Andira inermis (W.Wright) Kunth ex DC.
Andira inermis is a tree.
Andira inermis was already described and the name validly published by John Wright. It was Augustin Pyramus de Candolle, however, who reclassified it into todays valid botanical systematics in 1825.
The trees reach heights of 27 to 37 metres and are comparatively fast-growing and long-lived. They have a irregular habit with a single stem, the main growing season is all year round.
Wood and Bark
Andira inermis is evergreen. The dark-green, imparipinnate leaves are alternate. The foliage is dense.
Flowers and Fruits
Andira inermis produces panicles of showy, white pea-shaped flowers from June to September.
The trees produce only few ornamental brown legumes from summer to autumn.
Andira inermis is native to South Florida, Mexico, Central America, South America, West Africa and the West Indies.
The trees prefer a sunny situation. For good growth they need a soil depth of at least 91 centimetres. They tolerate temperatures down to -7Â°C (USDA zone 9) and need a frost-free period of at least 52 weeks.
Tolerance of special soil conditions
- medium: soil salinity, anaerobic soil, drought, calcareous soil
The ornamental value of Andira inermis lies especially in the attractive autumn aspect. From a commercial point of view the trees can be used to produce posts.
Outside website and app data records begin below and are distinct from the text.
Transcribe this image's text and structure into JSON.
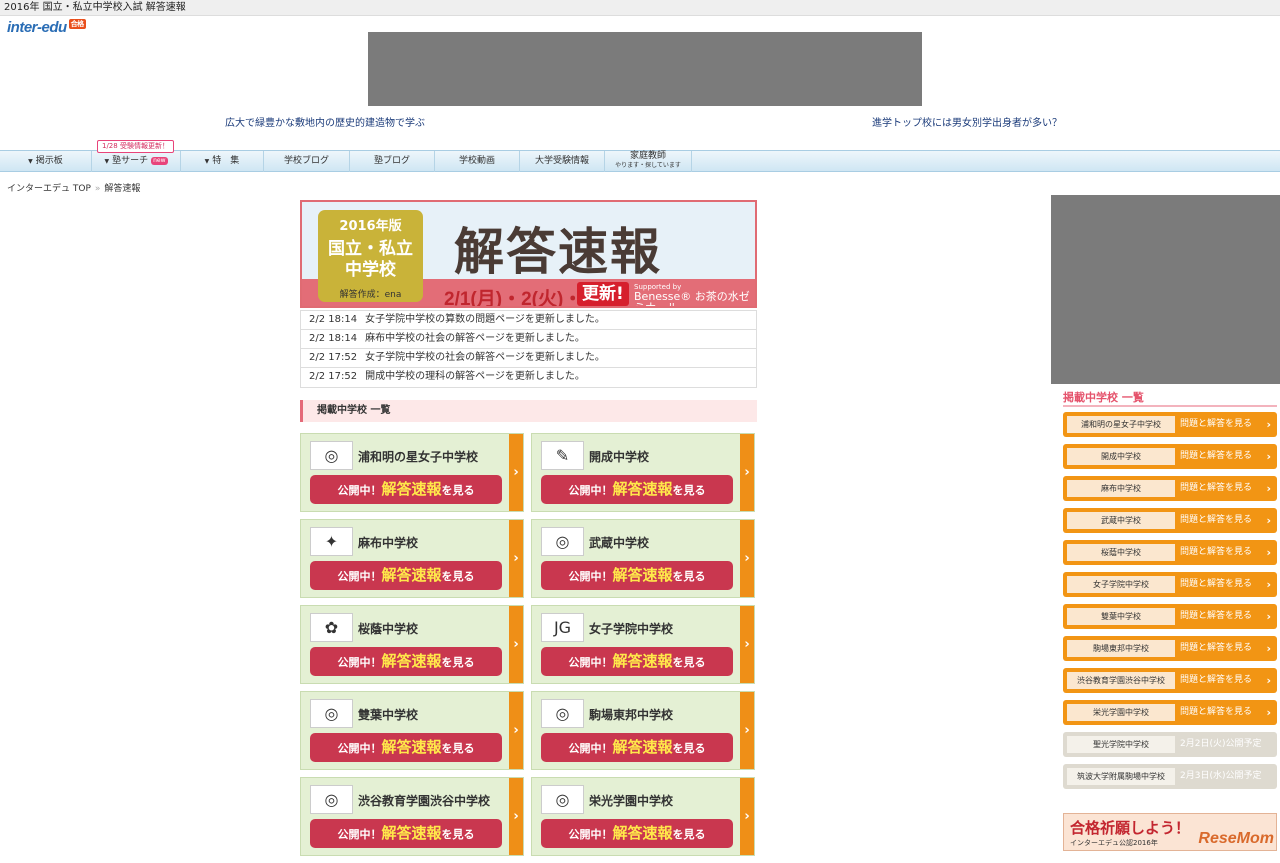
{
  "page_title": "2016年 国立・私立中学校入試 解答速報",
  "logo": {
    "text": "inter-edu",
    "badge": "合格"
  },
  "headlines": {
    "left": "広大で緑豊かな敷地内の歴史的建造物で学ぶ",
    "right": "進学トップ校には男女別学出身者が多い？"
  },
  "nav": {
    "callout": "1/28 受験情報更新！",
    "items": [
      "掲示板",
      "塾サーチ",
      "特　集",
      "学校ブログ",
      "塾ブログ",
      "学校動画",
      "大学受験情報",
      "家庭教師"
    ],
    "new_tag": "new",
    "tutor_sub": "やります・探しています"
  },
  "breadcrumb": {
    "home": "インターエデュ TOP",
    "sep": "»",
    "current": "解答速報"
  },
  "banner": {
    "year": "2016年版",
    "kind": "国立・私立\n中学校",
    "maker": "解答作成：ena",
    "title": "解答速報",
    "dates": "2/1(月)・2(火)・3(水)",
    "update": "更新!",
    "supported": "Supported by",
    "sponsor": "Benesse® お茶の水ゼミナール"
  },
  "news": [
    {
      "time": "2/2 18:14",
      "text": "女子学院中学校の算数の問題ページを更新しました。"
    },
    {
      "time": "2/2 18:14",
      "text": "麻布中学校の社会の解答ページを更新しました。"
    },
    {
      "time": "2/2 17:52",
      "text": "女子学院中学校の社会の解答ページを更新しました。"
    },
    {
      "time": "2/2 17:52",
      "text": "開成中学校の理科の解答ページを更新しました。"
    }
  ],
  "section_title": "掲載中学校 一覧",
  "card_button": {
    "pre": "公開中！",
    "hl": "解答速報",
    "post": "を見る"
  },
  "cards": [
    {
      "name": "浦和明の星女子中学校",
      "icon": "seal-icon"
    },
    {
      "name": "開成中学校",
      "icon": "pen-sword-icon"
    },
    {
      "name": "麻布中学校",
      "icon": "star-icon"
    },
    {
      "name": "武蔵中学校",
      "icon": "seal-icon"
    },
    {
      "name": "桜蔭中学校",
      "icon": "sakura-icon"
    },
    {
      "name": "女子学院中学校",
      "icon": "jg-icon"
    },
    {
      "name": "雙葉中学校",
      "icon": "seal-icon"
    },
    {
      "name": "駒場東邦中学校",
      "icon": "seal-icon"
    },
    {
      "name": "渋谷教育学園渋谷中学校",
      "icon": "seal-icon"
    },
    {
      "name": "栄光学園中学校",
      "icon": "seal-icon"
    }
  ],
  "side_list": {
    "title": "掲載中学校 一覧",
    "items": [
      {
        "name": "浦和明の星女子中学校",
        "action": "問題と解答を見る",
        "status": "open"
      },
      {
        "name": "開成中学校",
        "action": "問題と解答を見る",
        "status": "open"
      },
      {
        "name": "麻布中学校",
        "action": "問題と解答を見る",
        "status": "open"
      },
      {
        "name": "武蔵中学校",
        "action": "問題と解答を見る",
        "status": "open"
      },
      {
        "name": "桜蔭中学校",
        "action": "問題と解答を見る",
        "status": "open"
      },
      {
        "name": "女子学院中学校",
        "action": "問題と解答を見る",
        "status": "open"
      },
      {
        "name": "雙葉中学校",
        "action": "問題と解答を見る",
        "status": "open"
      },
      {
        "name": "駒場東邦中学校",
        "action": "問題と解答を見る",
        "status": "open"
      },
      {
        "name": "渋谷教育学園渋谷中学校",
        "action": "問題と解答を見る",
        "status": "open"
      },
      {
        "name": "栄光学園中学校",
        "action": "問題と解答を見る",
        "status": "open"
      },
      {
        "name": "聖光学院中学校",
        "action": "2月2日(火)公開予定",
        "status": "closed"
      },
      {
        "name": "筑波大学附属駒場中学校",
        "action": "2月3日(水)公開予定",
        "status": "closed"
      }
    ]
  },
  "side_banner": {
    "big": "合格祈願しよう！",
    "small": "インターエデュ公認2016年",
    "watermark": "ReseMom"
  }
}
The plants have moderate potential for fuelwood production.
Maintenance and Propagation
Propagate by sowing or by cuttings.
Andira inermis is moderately toxic.
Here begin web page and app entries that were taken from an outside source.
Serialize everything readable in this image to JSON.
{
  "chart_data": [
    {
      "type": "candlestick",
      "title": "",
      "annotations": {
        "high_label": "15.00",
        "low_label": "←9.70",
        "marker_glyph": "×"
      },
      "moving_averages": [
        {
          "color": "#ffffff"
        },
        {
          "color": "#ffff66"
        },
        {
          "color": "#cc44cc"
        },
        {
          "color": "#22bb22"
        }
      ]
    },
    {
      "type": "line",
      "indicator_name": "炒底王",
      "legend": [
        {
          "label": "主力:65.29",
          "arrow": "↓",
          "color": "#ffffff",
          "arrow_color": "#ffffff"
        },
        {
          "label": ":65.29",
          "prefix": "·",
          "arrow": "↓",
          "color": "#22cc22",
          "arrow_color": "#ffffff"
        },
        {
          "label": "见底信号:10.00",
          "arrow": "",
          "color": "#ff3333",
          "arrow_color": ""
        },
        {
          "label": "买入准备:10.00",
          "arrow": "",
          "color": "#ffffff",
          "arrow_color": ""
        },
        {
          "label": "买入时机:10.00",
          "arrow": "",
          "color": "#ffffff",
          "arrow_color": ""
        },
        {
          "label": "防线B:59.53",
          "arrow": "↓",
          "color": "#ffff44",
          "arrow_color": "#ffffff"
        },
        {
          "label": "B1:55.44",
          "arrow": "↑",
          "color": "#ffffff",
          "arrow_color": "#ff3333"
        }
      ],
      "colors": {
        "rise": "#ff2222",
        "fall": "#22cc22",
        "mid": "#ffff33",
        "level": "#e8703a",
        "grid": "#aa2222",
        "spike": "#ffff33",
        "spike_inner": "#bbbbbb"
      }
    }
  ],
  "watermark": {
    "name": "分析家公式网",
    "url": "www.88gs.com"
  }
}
Please read the health issues note!
Pests and Diseases
- Walter Erhardt, Erich GÃ¶tz, Nils BÃ¶deker, Siegmund Seybold: Der groÃe Zander. Eugen Ulmer KG, Stuttgart 2008, ISBN 978-3-8001-5406-7. (Ger.)
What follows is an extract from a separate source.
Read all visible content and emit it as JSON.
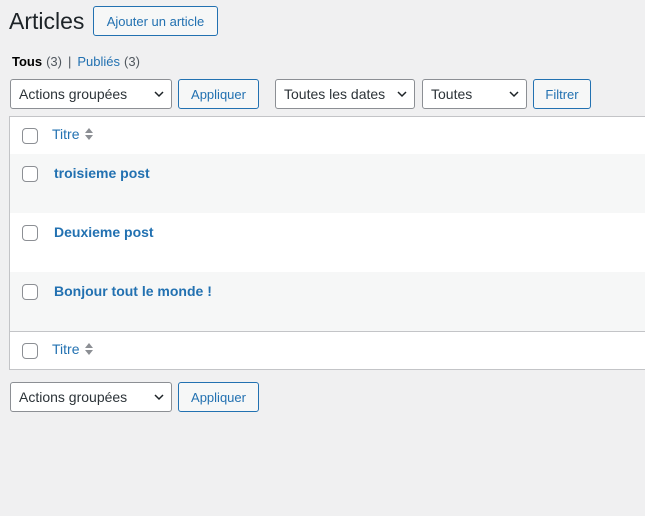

- Christoper Brickell (Editor-in-chief): RHS A-Z Encyclopedia of Garden Plants. Third edition. Dorling Kindersley, London 2003, ISBN 0-7513-3738-2.